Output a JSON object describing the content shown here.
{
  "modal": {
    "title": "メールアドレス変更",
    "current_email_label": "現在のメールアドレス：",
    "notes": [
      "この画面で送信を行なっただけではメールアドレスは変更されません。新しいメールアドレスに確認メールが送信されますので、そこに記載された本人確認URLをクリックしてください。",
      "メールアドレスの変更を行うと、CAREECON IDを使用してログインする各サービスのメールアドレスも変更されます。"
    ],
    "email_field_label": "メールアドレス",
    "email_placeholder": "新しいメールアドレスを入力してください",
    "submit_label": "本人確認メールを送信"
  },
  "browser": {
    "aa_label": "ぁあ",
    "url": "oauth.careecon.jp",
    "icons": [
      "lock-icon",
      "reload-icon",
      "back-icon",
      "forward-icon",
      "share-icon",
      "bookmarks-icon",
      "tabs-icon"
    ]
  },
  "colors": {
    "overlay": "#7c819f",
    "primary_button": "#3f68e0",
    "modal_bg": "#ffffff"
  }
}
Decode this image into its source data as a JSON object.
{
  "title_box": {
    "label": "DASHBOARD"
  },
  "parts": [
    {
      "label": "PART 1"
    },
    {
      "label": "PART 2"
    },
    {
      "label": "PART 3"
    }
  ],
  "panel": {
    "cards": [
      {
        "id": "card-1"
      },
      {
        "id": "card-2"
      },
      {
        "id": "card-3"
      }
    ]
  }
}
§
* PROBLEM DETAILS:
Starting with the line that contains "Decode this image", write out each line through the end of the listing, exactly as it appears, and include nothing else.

* COMPLETED TASK:
Decode this image into its source data as a JSON object.
{
  "title_box": {
    "label": "DASHBOARD"
  },
  "parts": [
    {
      "label": "PART 1"
    },
    {
      "label": "PART 2"
    },
    {
      "label": "PART 3"
    }
  ],
  "panel": {
    "cards": [
      {
        "id": "card-1"
      },
      {
        "id": "card-2"
      },
      {
        "id": "card-3"
      }
    ]
  }
}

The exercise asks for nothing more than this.